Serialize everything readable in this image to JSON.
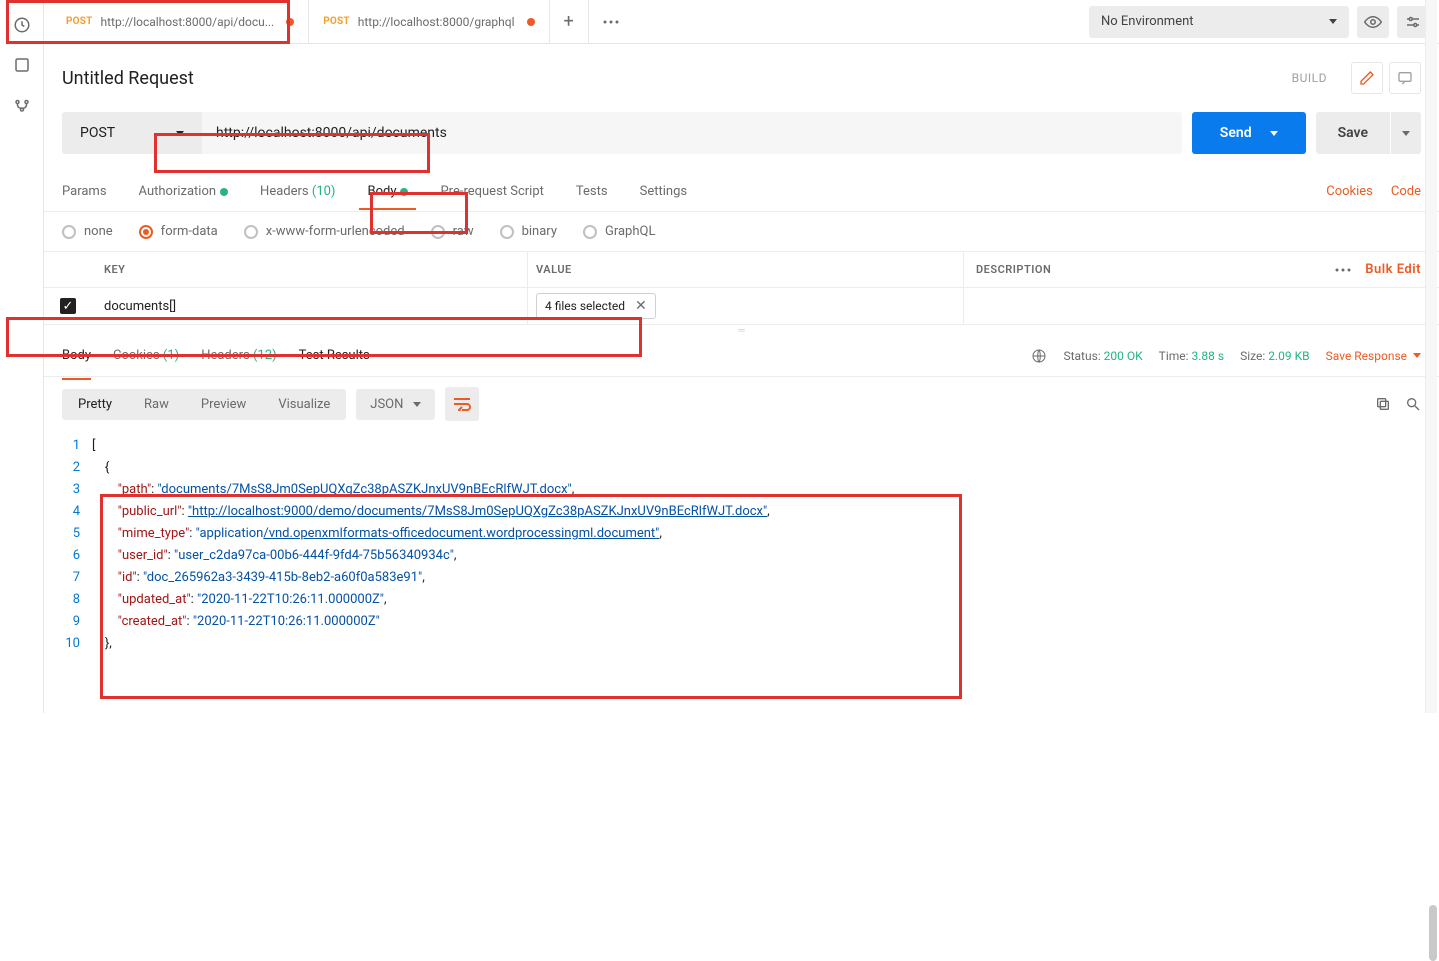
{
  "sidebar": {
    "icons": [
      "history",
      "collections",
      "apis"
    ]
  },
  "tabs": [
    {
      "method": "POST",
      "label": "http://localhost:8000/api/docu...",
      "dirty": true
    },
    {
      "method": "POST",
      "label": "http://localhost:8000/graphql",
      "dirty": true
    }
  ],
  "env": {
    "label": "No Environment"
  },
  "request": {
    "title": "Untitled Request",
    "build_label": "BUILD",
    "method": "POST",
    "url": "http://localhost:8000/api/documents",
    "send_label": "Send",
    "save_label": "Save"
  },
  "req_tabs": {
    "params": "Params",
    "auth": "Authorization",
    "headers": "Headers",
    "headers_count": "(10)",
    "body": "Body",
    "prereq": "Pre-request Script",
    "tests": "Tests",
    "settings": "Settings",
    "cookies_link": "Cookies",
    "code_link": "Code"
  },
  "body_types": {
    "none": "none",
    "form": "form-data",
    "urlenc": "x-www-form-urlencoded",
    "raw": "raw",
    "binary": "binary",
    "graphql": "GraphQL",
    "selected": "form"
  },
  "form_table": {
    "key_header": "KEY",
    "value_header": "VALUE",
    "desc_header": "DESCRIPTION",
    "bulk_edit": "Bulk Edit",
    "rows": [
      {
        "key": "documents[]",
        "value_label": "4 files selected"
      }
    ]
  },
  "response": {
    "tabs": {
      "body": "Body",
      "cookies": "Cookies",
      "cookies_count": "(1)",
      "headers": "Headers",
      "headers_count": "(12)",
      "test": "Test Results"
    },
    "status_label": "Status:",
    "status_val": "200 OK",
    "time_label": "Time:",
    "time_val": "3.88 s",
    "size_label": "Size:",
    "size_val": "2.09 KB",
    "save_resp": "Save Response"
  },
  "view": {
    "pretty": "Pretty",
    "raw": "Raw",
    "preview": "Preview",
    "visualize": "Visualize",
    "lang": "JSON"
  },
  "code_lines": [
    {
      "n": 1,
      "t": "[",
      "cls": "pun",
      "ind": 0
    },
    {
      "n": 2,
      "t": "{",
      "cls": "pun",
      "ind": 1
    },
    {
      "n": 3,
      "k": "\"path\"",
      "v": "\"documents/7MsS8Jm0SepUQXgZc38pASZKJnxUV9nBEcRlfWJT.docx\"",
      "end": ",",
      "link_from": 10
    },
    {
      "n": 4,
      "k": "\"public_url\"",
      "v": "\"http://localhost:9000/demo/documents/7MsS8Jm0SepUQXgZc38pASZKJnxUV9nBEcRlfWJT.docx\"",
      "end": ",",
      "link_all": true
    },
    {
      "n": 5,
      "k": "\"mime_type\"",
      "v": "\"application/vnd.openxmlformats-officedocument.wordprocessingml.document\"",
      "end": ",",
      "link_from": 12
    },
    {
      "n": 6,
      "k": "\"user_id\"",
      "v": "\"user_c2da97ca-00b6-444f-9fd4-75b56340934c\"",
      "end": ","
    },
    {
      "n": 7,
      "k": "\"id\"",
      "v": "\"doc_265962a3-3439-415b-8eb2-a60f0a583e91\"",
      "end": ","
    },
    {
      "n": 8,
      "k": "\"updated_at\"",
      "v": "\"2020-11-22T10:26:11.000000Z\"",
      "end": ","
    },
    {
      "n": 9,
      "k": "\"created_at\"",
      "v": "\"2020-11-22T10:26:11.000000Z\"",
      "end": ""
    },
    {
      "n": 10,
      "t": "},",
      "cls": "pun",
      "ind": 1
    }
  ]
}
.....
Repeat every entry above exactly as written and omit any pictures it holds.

§ **Solution to this task**
Serialize everything readable in this image to JSON.
{
  "sidebar": {
    "icons": [
      "history",
      "collections",
      "apis"
    ]
  },
  "tabs": [
    {
      "method": "POST",
      "label": "http://localhost:8000/api/docu...",
      "dirty": true
    },
    {
      "method": "POST",
      "label": "http://localhost:8000/graphql",
      "dirty": true
    }
  ],
  "env": {
    "label": "No Environment"
  },
  "request": {
    "title": "Untitled Request",
    "build_label": "BUILD",
    "method": "POST",
    "url": "http://localhost:8000/api/documents",
    "send_label": "Send",
    "save_label": "Save"
  },
  "req_tabs": {
    "params": "Params",
    "auth": "Authorization",
    "headers": "Headers",
    "headers_count": "(10)",
    "body": "Body",
    "prereq": "Pre-request Script",
    "tests": "Tests",
    "settings": "Settings",
    "cookies_link": "Cookies",
    "code_link": "Code"
  },
  "body_types": {
    "none": "none",
    "form": "form-data",
    "urlenc": "x-www-form-urlencoded",
    "raw": "raw",
    "binary": "binary",
    "graphql": "GraphQL",
    "selected": "form"
  },
  "form_table": {
    "key_header": "KEY",
    "value_header": "VALUE",
    "desc_header": "DESCRIPTION",
    "bulk_edit": "Bulk Edit",
    "rows": [
      {
        "key": "documents[]",
        "value_label": "4 files selected"
      }
    ]
  },
  "response": {
    "tabs": {
      "body": "Body",
      "cookies": "Cookies",
      "cookies_count": "(1)",
      "headers": "Headers",
      "headers_count": "(12)",
      "test": "Test Results"
    },
    "status_label": "Status:",
    "status_val": "200 OK",
    "time_label": "Time:",
    "time_val": "3.88 s",
    "size_label": "Size:",
    "size_val": "2.09 KB",
    "save_resp": "Save Response"
  },
  "view": {
    "pretty": "Pretty",
    "raw": "Raw",
    "preview": "Preview",
    "visualize": "Visualize",
    "lang": "JSON"
  },
  "code_lines": [
    {
      "n": 1,
      "t": "[",
      "cls": "pun",
      "ind": 0
    },
    {
      "n": 2,
      "t": "{",
      "cls": "pun",
      "ind": 1
    },
    {
      "n": 3,
      "k": "\"path\"",
      "v": "\"documents/7MsS8Jm0SepUQXgZc38pASZKJnxUV9nBEcRlfWJT.docx\"",
      "end": ",",
      "link_from": 10
    },
    {
      "n": 4,
      "k": "\"public_url\"",
      "v": "\"http://localhost:9000/demo/documents/7MsS8Jm0SepUQXgZc38pASZKJnxUV9nBEcRlfWJT.docx\"",
      "end": ",",
      "link_all": true
    },
    {
      "n": 5,
      "k": "\"mime_type\"",
      "v": "\"application/vnd.openxmlformats-officedocument.wordprocessingml.document\"",
      "end": ",",
      "link_from": 12
    },
    {
      "n": 6,
      "k": "\"user_id\"",
      "v": "\"user_c2da97ca-00b6-444f-9fd4-75b56340934c\"",
      "end": ","
    },
    {
      "n": 7,
      "k": "\"id\"",
      "v": "\"doc_265962a3-3439-415b-8eb2-a60f0a583e91\"",
      "end": ","
    },
    {
      "n": 8,
      "k": "\"updated_at\"",
      "v": "\"2020-11-22T10:26:11.000000Z\"",
      "end": ","
    },
    {
      "n": 9,
      "k": "\"created_at\"",
      "v": "\"2020-11-22T10:26:11.000000Z\"",
      "end": ""
    },
    {
      "n": 10,
      "t": "},",
      "cls": "pun",
      "ind": 1
    }
  ]
}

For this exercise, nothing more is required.